Everything is evolving. I am constantly reining my tools, even if they are still pretty primitive. As far as my techniques go, I would go so far as to say that by now they’re pretty well established and my time management is almost impeccable. I’ve started working in riverse, starting from the external surface and moving inwards towards the heart of the object. That is how my napkins, surface tops and furniture have all come into being. The colours are more nuances, more light and use resistant.

And the next step ?
A new soft Cinquecento for Fiat, who have asked me to cover that model in silicon. Who knows if it will turn out to be the beginning of a beautiful friendship between silicone and the automobile industry … from industry to art and back again. I’ve also got a collaboration with Eva and Roberto Cavalli lined up. They are intereste in my work and are giving me an opportunity to introduce silicone into the world of fashion. Finally, I’ve got a personal retrospective lined up before the end of this year at the Napoli Plart.

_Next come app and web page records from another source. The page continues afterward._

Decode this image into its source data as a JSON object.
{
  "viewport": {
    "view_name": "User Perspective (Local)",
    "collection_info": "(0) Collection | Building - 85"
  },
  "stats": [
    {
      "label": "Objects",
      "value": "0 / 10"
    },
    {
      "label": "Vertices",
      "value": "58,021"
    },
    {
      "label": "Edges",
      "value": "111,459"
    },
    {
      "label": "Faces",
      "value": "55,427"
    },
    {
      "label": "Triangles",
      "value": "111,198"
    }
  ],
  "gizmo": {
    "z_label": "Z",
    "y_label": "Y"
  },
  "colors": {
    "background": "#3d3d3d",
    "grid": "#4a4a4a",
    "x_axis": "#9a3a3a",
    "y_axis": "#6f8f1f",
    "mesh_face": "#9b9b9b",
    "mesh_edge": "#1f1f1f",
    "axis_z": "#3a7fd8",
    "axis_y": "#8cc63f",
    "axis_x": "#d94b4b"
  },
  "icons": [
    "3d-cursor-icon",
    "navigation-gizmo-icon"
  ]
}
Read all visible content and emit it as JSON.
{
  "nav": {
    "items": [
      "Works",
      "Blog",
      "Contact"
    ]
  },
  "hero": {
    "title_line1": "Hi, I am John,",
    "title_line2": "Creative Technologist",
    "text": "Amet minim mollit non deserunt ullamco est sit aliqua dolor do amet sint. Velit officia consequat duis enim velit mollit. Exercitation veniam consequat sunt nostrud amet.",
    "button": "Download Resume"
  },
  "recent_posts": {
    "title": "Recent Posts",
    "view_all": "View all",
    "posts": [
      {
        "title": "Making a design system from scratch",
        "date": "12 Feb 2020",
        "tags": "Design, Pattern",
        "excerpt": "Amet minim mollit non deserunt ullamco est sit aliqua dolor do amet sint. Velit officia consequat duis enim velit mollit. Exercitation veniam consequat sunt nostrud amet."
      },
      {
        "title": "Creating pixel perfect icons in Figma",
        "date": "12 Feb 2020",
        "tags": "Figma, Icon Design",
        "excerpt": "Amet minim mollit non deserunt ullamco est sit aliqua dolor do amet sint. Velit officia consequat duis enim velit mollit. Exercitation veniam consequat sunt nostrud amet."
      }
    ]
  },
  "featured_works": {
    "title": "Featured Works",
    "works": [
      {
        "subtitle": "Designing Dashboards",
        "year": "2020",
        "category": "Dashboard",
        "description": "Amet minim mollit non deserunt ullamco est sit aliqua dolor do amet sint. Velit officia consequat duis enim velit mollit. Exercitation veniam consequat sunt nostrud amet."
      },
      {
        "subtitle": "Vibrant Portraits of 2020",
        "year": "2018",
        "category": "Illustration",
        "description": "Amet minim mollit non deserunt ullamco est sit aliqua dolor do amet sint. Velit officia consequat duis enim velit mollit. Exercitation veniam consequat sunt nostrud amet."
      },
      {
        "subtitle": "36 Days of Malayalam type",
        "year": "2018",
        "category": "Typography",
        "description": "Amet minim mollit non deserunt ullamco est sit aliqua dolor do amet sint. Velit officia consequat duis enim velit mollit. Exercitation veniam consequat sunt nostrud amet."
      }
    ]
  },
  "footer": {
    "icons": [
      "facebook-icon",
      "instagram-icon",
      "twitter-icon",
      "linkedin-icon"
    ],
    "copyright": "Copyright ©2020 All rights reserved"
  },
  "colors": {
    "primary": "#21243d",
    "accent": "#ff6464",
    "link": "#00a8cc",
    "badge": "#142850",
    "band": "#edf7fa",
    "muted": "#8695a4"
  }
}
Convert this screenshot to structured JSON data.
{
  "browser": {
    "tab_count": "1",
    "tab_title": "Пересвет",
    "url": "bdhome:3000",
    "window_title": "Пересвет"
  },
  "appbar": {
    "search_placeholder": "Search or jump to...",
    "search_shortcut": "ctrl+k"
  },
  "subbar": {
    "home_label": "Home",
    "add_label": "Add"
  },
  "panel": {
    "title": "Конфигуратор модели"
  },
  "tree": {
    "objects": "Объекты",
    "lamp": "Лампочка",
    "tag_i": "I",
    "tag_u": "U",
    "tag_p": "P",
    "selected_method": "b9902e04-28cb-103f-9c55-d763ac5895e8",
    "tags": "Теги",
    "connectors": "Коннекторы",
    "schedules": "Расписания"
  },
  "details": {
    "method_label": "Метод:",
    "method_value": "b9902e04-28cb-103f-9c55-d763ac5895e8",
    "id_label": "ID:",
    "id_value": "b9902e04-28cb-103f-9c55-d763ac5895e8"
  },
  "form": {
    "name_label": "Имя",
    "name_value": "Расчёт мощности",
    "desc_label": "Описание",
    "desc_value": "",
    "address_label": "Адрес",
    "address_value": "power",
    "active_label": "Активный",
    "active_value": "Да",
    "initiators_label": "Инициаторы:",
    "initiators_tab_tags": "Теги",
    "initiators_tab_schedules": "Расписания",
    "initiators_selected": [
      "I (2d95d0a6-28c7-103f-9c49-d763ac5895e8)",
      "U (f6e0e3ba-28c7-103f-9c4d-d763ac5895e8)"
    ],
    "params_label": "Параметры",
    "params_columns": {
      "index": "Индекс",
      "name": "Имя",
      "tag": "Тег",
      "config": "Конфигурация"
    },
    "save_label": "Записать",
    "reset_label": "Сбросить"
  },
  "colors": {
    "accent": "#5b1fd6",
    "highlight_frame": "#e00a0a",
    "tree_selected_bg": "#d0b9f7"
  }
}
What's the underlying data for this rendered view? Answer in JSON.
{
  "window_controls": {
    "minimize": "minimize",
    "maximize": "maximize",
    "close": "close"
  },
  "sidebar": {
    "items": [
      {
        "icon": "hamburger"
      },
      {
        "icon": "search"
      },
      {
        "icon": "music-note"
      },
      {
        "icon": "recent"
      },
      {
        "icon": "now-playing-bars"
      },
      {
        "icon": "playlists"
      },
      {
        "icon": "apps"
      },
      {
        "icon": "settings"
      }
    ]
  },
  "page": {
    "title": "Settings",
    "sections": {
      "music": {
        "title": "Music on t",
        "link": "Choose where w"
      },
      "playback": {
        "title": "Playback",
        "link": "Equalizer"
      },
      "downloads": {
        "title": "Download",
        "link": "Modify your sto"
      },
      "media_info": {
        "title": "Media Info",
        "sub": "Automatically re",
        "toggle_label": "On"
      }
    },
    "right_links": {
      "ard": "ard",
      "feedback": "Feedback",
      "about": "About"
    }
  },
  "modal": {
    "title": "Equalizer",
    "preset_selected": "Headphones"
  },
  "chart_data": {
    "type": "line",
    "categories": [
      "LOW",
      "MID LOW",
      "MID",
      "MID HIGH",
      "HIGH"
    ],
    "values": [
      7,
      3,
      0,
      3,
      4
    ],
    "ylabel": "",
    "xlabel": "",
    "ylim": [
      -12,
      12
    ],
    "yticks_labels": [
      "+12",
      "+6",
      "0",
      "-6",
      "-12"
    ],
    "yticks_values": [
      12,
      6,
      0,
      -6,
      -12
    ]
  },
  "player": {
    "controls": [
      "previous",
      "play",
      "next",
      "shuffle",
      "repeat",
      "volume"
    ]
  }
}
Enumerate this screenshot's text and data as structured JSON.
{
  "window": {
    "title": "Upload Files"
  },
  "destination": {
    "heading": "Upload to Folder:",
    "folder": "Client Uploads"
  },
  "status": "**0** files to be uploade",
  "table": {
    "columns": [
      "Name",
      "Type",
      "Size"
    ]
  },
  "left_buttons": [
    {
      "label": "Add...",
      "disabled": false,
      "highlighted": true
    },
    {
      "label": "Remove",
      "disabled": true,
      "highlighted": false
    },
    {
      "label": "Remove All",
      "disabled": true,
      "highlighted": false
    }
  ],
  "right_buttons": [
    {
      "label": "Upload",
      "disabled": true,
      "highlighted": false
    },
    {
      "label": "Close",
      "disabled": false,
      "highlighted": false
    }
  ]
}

Do you still see yourself as a craftsman?
I imagine that when you have a big workload you must need to share it out. Two young friends who want to learn the trade have been helping me for about a year … which means that I am teaching them. Having to teach something is always a great test: it makes me pause over things I would otherwise take for granted. I improve and order them, honing down my language when I speak about them. Sharing knowledge is a good thing. It is important to open up to others who can add new knowledge to what you have found out, new experiences to your experience. I would hope that the bureaucracy surrounding this kind of work for young people and their apprenticeships will be simplified over the years to come. I hope to lend them my support in that particular battle.

The power of work was the title of one chapter in our first book and is now the heading to this section. Do you consider that such a title could pave the way to an understanding of your work?
Art is often divided up according to work-related questions: “who does the work? Is it the artist or does he or she have it done?” The niche in which I myself work, between art and design, is attracting an increasing amount of interest from galleries, collectors and the public, precisely because it unites the work to the idea. Design has the role of re-evaluating and this re-evaluation is carried out through both the form and the art. Work as a concept comes to be re-evaluated and celebrated.